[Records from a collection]
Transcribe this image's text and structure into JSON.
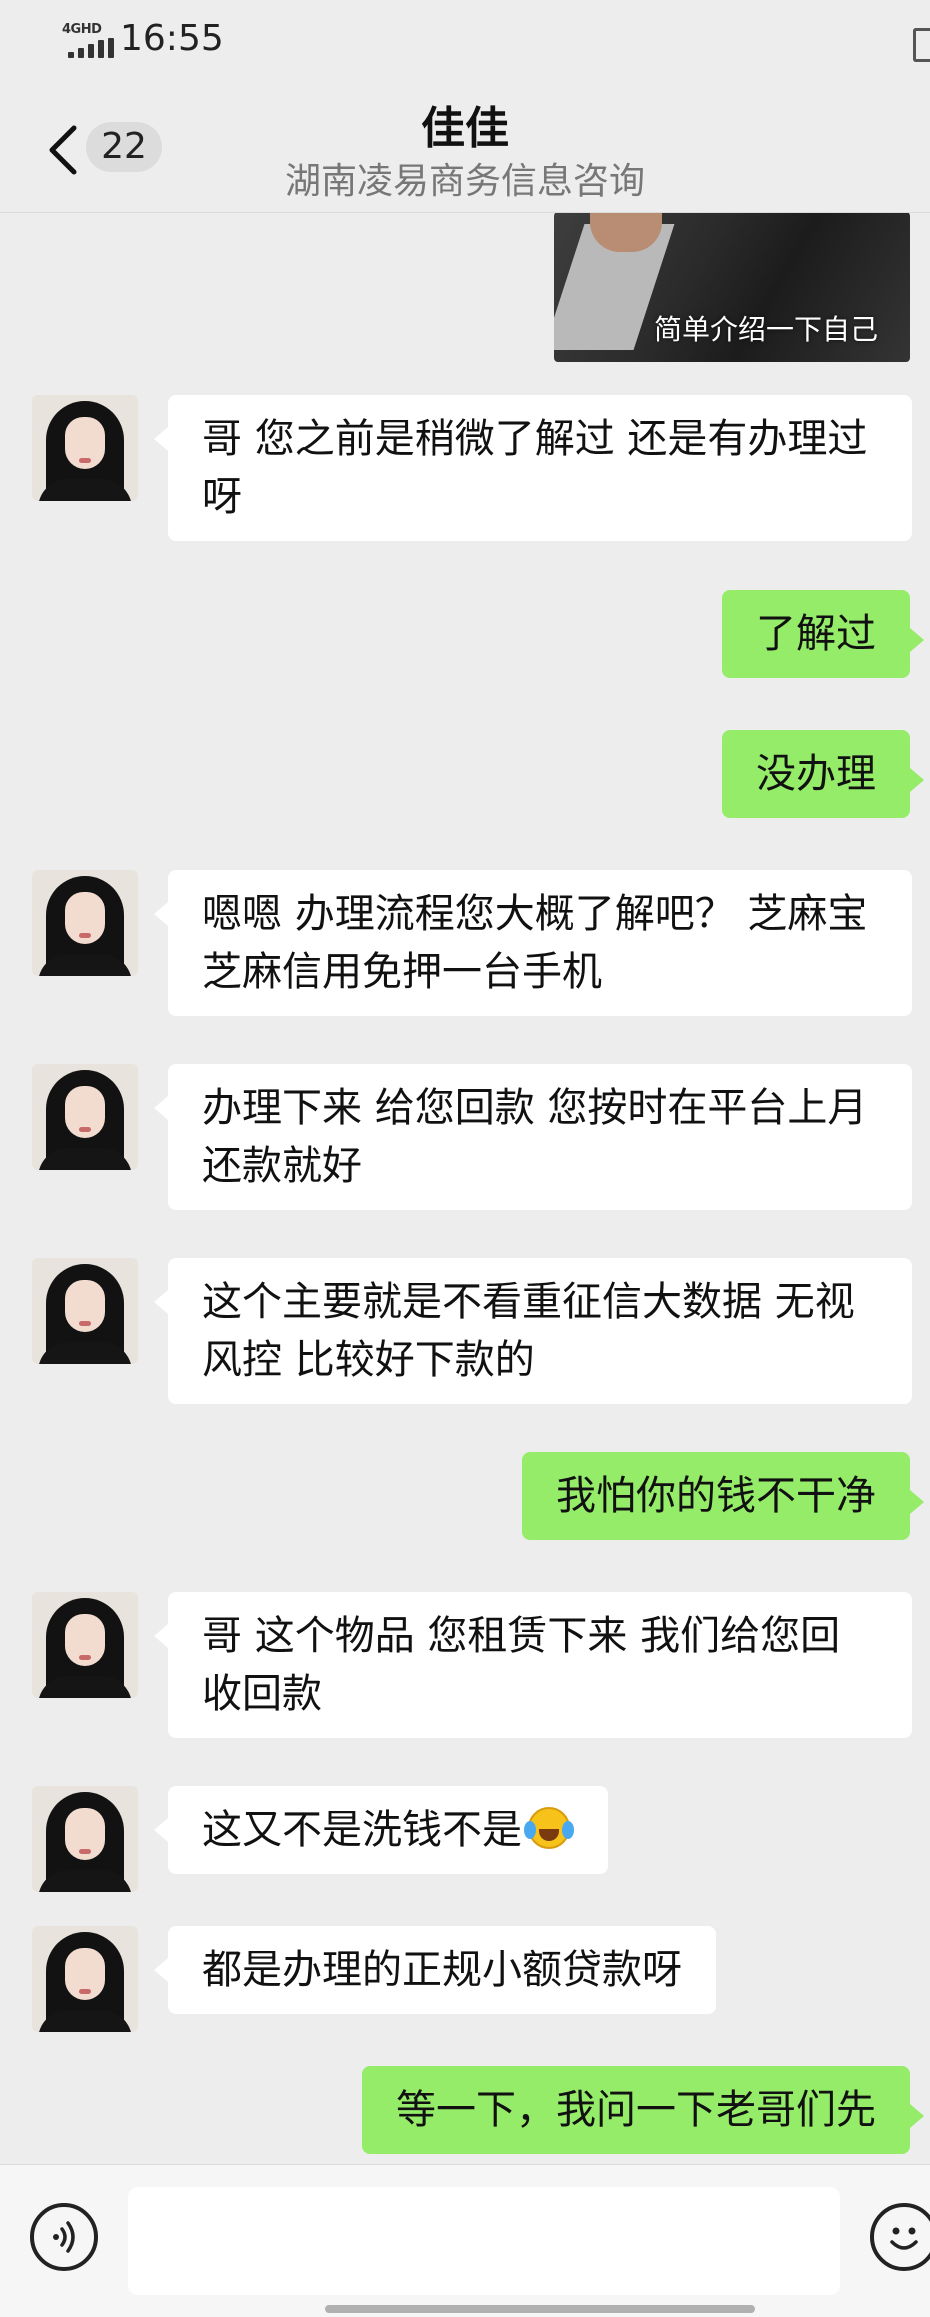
{
  "status_bar": {
    "network": "4GHD",
    "time": "16:55"
  },
  "header": {
    "unread_count": "22",
    "title": "佳佳",
    "subtitle": "湖南凌易商务信息咨询"
  },
  "photo": {
    "caption": "简单介绍一下自己"
  },
  "messages": [
    {
      "side": "in",
      "text": "哥 您之前是稍微了解过 还是有办理过呀"
    },
    {
      "side": "out",
      "text": "了解过"
    },
    {
      "side": "out",
      "text": "没办理"
    },
    {
      "side": "in",
      "text": "嗯嗯 办理流程您大概了解吧？ 芝麻宝芝麻信用免押一台手机"
    },
    {
      "side": "in",
      "text": "办理下来 给您回款 您按时在平台上月还款就好"
    },
    {
      "side": "in",
      "text": "这个主要就是不看重征信大数据 无视风控 比较好下款的"
    },
    {
      "side": "out",
      "text": "我怕你的钱不干净"
    },
    {
      "side": "in",
      "text": "哥 这个物品 您租赁下来 我们给您回收回款"
    },
    {
      "side": "in",
      "text": "这又不是洗钱不是",
      "emoji": "face-with-tears-of-joy"
    },
    {
      "side": "in",
      "text": "都是办理的正规小额贷款呀"
    },
    {
      "side": "out",
      "text": "等一下，我问一下老哥们先"
    }
  ],
  "colors": {
    "background": "#ededed",
    "incoming_bubble": "#ffffff",
    "outgoing_bubble": "#95ec69"
  },
  "input_bar": {
    "value": "",
    "icons": [
      "voice-icon",
      "emoji-icon"
    ]
  }
}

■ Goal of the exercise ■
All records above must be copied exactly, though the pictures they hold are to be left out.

■ Answer to the exercise ■
Transcribe this image's text and structure into JSON.
{
  "status_bar": {
    "network": "4GHD",
    "time": "16:55"
  },
  "header": {
    "unread_count": "22",
    "title": "佳佳",
    "subtitle": "湖南凌易商务信息咨询"
  },
  "photo": {
    "caption": "简单介绍一下自己"
  },
  "messages": [
    {
      "side": "in",
      "text": "哥 您之前是稍微了解过 还是有办理过呀"
    },
    {
      "side": "out",
      "text": "了解过"
    },
    {
      "side": "out",
      "text": "没办理"
    },
    {
      "side": "in",
      "text": "嗯嗯 办理流程您大概了解吧？ 芝麻宝芝麻信用免押一台手机"
    },
    {
      "side": "in",
      "text": "办理下来 给您回款 您按时在平台上月还款就好"
    },
    {
      "side": "in",
      "text": "这个主要就是不看重征信大数据 无视风控 比较好下款的"
    },
    {
      "side": "out",
      "text": "我怕你的钱不干净"
    },
    {
      "side": "in",
      "text": "哥 这个物品 您租赁下来 我们给您回收回款"
    },
    {
      "side": "in",
      "text": "这又不是洗钱不是",
      "emoji": "face-with-tears-of-joy"
    },
    {
      "side": "in",
      "text": "都是办理的正规小额贷款呀"
    },
    {
      "side": "out",
      "text": "等一下，我问一下老哥们先"
    }
  ],
  "colors": {
    "background": "#ededed",
    "incoming_bubble": "#ffffff",
    "outgoing_bubble": "#95ec69"
  },
  "input_bar": {
    "value": "",
    "icons": [
      "voice-icon",
      "emoji-icon"
    ]
  }
}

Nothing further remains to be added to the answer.